If I look back at why I quit smoking just over four years ago, I would say that it was driven by the desire to break away from the slavery, even though an unforeseen health scare precipitated my action to quit. Wealth, or expense if you prefer, didn’t even come into the picture.
When people first start smoking, health issues are the furthest things from their minds. The average young adult doesn’t think about what cigarettes are doing to their bodies. Wealth is just a matter of getting some money together to afford the next pack, buying some rolling tobacco, or scrounging a few here and there from friends. Slavery isn’t even a consideration. Addiction is something that happens to others. Besides, smoking is legal, so how bad can it really be?
Roll on a few years, and people start realizing that they’re hooked. “OK, so it’s addictive, and I will stop in the near future” they say to themselves. On the plus side, there are no signs of health issues. No serious health issues, that is. Everybody gets a cold, and some mild wheezing in winter is to be expected. The expense is bearable, just about. Slavery rears its ugly head, but so long as there is hope in quitting one day, it’s all still under the smoker’s control.
And yet a few more years later and the wheezing and coughing is still there, although more frequently. Some shortness of breath while doing simple tasks starts to appear. But, overall the health is still OK. Smoking is still affordable, even if we struggle a little. There is always a way to get the nicotine fix, because that is what it has become; a fix. The realization that we really are addicted to smoking starts to creep in. We attempt to stop, once, twice, maybe a few times, but somehow things don’t work out. Something always prevents us from quitting, so we start smoking again.
We get frustrated, but at least we’re not dying of some hideous illness, yet. We’re worried about cancer and emphysema, but only when we actually take the time to think about it. Luckily, our overall well-being hasn’t really been impacted so far. We continue to smoke, despite knowing the worsening health risks. We know from experience that we can afford to smoke. It’s the damned slavery that really starts hitting home. “I don’t enjoy being bound by these chains. I want out!”
My partner has often told me that health-wise, nothing is wrong until it is. As I have written about before, we don’t know what is going wrong inside our bodies until it manifests itself in the form of symptoms. That’s what happened to me. I woke up one morning with a deep-vein thrombosis (DVT) in my left leg and subsequently had to spend ten days in hospital. I was convinced that it was self-induced from smoking, even if the doctor’s declined to comment on the correlation, other than telling me “It’s time you quit smoking.”

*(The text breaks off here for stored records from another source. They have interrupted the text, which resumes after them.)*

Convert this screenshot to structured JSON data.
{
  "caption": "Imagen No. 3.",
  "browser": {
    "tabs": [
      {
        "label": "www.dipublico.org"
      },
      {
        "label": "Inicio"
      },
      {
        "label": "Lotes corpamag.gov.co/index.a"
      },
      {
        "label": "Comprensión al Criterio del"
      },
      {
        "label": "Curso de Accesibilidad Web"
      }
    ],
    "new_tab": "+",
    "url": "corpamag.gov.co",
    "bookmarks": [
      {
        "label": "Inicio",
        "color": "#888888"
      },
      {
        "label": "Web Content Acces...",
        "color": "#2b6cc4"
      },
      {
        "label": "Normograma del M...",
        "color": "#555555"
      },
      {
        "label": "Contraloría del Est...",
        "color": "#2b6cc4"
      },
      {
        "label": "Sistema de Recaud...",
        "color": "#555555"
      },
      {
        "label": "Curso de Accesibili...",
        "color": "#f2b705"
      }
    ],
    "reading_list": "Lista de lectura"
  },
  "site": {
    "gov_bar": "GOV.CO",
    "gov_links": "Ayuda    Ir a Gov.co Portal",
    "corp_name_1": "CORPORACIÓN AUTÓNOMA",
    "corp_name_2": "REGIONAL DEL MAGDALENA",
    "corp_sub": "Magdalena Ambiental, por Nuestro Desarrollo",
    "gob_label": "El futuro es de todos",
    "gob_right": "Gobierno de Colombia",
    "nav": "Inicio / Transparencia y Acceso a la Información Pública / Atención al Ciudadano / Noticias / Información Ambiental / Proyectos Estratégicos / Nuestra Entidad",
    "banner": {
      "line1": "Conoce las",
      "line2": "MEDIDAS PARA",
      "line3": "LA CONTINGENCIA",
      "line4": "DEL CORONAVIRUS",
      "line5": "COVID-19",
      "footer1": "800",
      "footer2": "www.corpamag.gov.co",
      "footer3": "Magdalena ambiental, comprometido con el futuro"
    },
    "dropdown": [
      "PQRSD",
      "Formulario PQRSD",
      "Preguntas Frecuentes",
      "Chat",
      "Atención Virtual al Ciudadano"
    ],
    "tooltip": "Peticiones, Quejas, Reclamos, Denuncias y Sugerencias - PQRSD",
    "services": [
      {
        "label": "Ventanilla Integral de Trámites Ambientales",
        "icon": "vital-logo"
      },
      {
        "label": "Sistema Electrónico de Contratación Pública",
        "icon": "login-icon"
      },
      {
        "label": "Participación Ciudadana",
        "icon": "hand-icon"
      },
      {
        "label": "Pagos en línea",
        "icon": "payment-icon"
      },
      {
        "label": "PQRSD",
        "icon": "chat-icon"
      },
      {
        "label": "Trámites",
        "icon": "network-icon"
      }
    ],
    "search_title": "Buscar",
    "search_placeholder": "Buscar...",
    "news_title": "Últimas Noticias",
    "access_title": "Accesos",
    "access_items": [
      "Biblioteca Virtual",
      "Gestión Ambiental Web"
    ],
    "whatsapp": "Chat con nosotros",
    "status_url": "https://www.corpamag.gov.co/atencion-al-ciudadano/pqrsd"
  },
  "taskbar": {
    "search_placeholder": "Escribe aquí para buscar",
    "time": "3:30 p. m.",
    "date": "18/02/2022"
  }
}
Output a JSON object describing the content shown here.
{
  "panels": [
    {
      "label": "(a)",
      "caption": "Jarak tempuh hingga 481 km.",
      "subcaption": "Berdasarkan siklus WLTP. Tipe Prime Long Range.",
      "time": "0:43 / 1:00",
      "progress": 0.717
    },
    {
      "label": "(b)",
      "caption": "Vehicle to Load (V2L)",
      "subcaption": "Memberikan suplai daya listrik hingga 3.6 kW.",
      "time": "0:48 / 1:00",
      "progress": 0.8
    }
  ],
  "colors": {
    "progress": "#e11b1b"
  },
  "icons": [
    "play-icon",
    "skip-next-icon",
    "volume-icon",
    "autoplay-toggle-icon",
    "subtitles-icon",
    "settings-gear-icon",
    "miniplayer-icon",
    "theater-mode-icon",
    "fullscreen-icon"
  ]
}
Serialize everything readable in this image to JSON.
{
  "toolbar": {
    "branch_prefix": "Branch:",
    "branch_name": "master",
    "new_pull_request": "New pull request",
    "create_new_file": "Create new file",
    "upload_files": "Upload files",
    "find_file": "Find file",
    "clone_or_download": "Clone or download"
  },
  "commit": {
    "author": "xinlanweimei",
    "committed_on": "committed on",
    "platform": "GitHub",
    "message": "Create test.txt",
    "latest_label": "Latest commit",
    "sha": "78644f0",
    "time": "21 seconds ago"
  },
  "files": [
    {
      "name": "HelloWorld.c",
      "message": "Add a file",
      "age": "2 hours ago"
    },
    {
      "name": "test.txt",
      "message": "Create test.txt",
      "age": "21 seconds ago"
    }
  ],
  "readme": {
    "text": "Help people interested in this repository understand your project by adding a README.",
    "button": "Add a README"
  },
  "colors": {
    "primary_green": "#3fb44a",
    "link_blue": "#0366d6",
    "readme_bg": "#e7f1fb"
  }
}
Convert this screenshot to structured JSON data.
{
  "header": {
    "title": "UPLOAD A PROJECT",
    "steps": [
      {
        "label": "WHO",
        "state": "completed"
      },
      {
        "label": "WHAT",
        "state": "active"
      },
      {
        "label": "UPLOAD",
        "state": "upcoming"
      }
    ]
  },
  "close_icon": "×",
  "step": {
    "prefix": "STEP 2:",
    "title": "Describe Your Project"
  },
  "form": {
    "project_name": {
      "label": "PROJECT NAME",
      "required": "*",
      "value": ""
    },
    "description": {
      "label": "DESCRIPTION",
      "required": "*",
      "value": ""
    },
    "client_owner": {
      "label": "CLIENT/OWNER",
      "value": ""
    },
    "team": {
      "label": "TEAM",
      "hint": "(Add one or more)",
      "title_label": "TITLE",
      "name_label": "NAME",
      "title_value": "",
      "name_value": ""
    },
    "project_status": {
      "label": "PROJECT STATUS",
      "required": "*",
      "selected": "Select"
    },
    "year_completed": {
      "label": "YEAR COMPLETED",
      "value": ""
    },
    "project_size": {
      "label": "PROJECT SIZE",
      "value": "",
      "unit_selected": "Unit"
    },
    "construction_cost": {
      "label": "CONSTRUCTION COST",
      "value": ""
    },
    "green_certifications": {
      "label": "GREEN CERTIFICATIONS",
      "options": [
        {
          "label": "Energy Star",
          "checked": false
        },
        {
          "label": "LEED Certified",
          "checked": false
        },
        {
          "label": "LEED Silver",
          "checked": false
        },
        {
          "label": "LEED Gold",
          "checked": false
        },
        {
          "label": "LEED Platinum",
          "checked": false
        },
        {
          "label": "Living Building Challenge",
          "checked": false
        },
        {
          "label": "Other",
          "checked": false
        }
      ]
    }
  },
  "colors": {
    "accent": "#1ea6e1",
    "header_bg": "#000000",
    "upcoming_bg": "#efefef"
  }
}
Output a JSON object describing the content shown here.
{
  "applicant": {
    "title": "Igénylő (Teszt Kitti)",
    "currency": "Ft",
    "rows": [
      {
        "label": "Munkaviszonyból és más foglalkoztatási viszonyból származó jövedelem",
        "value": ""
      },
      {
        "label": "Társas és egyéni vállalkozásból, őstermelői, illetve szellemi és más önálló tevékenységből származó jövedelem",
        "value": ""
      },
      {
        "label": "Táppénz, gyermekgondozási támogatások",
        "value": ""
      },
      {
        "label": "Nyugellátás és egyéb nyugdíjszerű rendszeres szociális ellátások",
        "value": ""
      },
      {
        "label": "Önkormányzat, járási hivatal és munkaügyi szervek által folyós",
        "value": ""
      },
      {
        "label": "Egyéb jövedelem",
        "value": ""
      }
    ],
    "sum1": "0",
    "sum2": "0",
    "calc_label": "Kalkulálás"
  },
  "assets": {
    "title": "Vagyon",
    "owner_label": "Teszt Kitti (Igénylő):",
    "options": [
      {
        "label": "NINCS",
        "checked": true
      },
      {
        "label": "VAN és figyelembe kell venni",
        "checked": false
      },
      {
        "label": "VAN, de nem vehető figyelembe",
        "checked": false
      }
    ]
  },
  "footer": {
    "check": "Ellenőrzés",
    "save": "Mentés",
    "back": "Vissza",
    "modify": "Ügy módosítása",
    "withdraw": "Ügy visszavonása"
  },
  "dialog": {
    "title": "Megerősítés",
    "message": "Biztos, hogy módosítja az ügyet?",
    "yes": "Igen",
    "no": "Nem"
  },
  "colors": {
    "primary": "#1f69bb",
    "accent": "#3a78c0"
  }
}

On the face of it, in my case health trumped slavery. I was absolutely sick of being tied down to smoking and all that it entailed, but the health ‘incident’ happened before I could take action against being a slave. Would I have kicked the habit if it hadn’t been for the DVT? I don’t rightfully know because I wasn’t given the choice. All I know is that I’m glad that the health scare wasn’t cancer. Either way, I’m a happy non-smoker these days.
To conclude, I don’t believe that wealth (or expense) should ever be used as a primary reason to quit smoking, because people will always find a way to obtain cheap tobacco. Health and slavery, on the other hand, should always be high on the agenda of reasons to quit. In fact, I would venture to say that you should seriously consider fighting the slavery first, before any health issues tear you down.